FLEMING: We will see more happen at the Canyons. There’s considerable land at the Canyons that can be developed and more at the Colony. Land development in that area can ease the shortage of lots. Also, we mentioned the Deer Valley expansion and the number of new building sites that may become available.
MULLIN: In the past, once people visited Park City and Deer Valley, they returned. With more people visiting with the Epic Pass, I think we will have more return visitors and more people buying homes.
MACQUOID: There are more direct international flights opening up to Salt Lake.

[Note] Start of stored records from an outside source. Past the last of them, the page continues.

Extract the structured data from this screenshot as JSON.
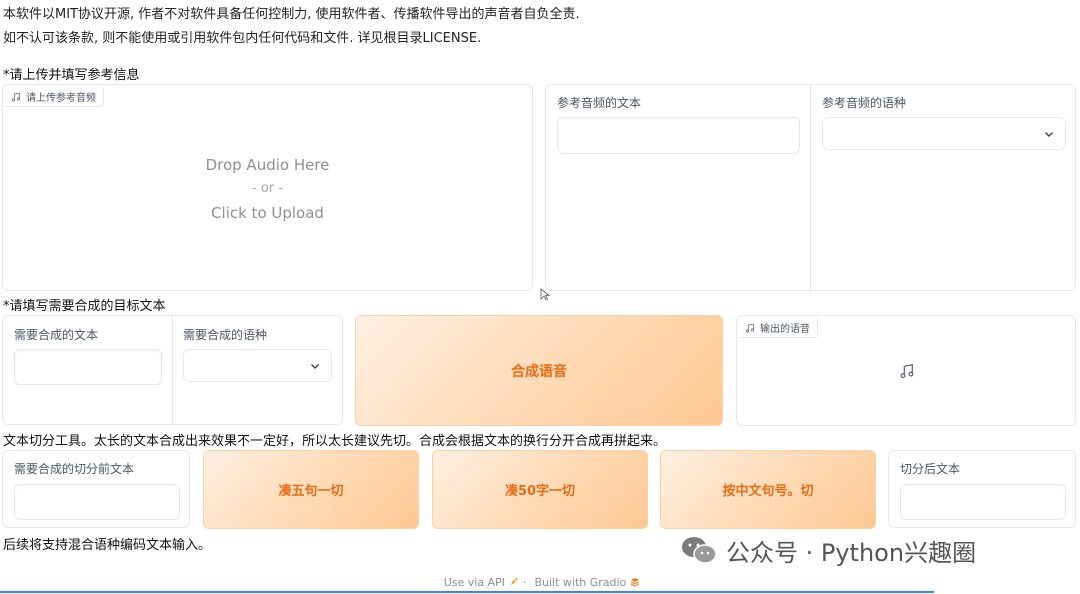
{
  "notice": {
    "line1": "本软件以MIT协议开源, 作者不对软件具备任何控制力, 使用软件者、传播软件导出的声音者自负全责.",
    "line2": "如不认可该条款, 则不能使用或引用软件包内任何代码和文件. 详见根目录LICENSE."
  },
  "reference": {
    "section_title": "*请上传并填写参考信息",
    "upload_tag": "请上传参考音频",
    "drop_text": "Drop Audio Here",
    "or_text": "- or -",
    "click_text": "Click to Upload",
    "ref_text_label": "参考音频的文本",
    "ref_text_value": "",
    "ref_lang_label": "参考音频的语种",
    "ref_lang_value": ""
  },
  "target": {
    "section_title": "*请填写需要合成的目标文本",
    "text_label": "需要合成的文本",
    "text_value": "",
    "lang_label": "需要合成的语种",
    "lang_value": "",
    "synth_button": "合成语音",
    "output_tag": "输出的语音"
  },
  "split": {
    "section_title": "文本切分工具。太长的文本合成出来效果不一定好，所以太长建议先切。合成会根据文本的换行分开合成再拼起来。",
    "input_label": "需要合成的切分前文本",
    "input_value": "",
    "btn_five": "凑五句一切",
    "btn_fifty": "凑50字一切",
    "btn_period": "按中文句号。切",
    "output_label": "切分后文本",
    "output_value": ""
  },
  "future_note": "后续将支持混合语种编码文本输入。",
  "footer": {
    "api": "Use via API",
    "separator": "·",
    "built": "Built with Gradio"
  },
  "watermark": {
    "text": "公众号 · Python兴趣圈"
  },
  "colors": {
    "accent": "#e86b12",
    "button_bg": "#ffd7b0",
    "border": "#e5e7eb"
  }
}
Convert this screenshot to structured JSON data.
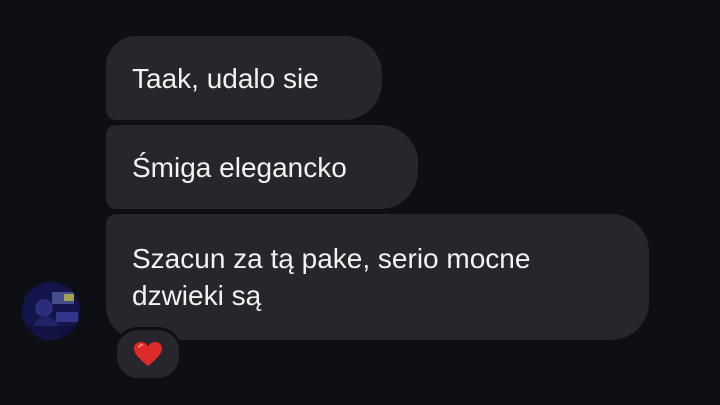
{
  "messages": [
    {
      "text": "Taak, udalo sie"
    },
    {
      "text": "Śmiga elegancko"
    },
    {
      "text": "Szacun za tą pake, serio mocne dzwieki są"
    }
  ],
  "reaction": {
    "icon": "heart-icon",
    "color": "#e02a2a"
  },
  "colors": {
    "background": "#0e0f14",
    "bubble": "#26262c",
    "text": "#f2f2f2"
  }
}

Up to now, we have never seen a great number of international buyers like they do in Colorado.
LEADER: It’s changing, isn’t it? Now with the inclusion of Park City Mountain Resort on the Epic Pass, we
will see more people here for the first time from North America and abroad.
Since this round table discussion, Deer Valley Resort has entered into an agreement to purchase Solitude
Mountain Resort in Big Cottonwood Canyon, and will begin operating the resort on May 1, 2015.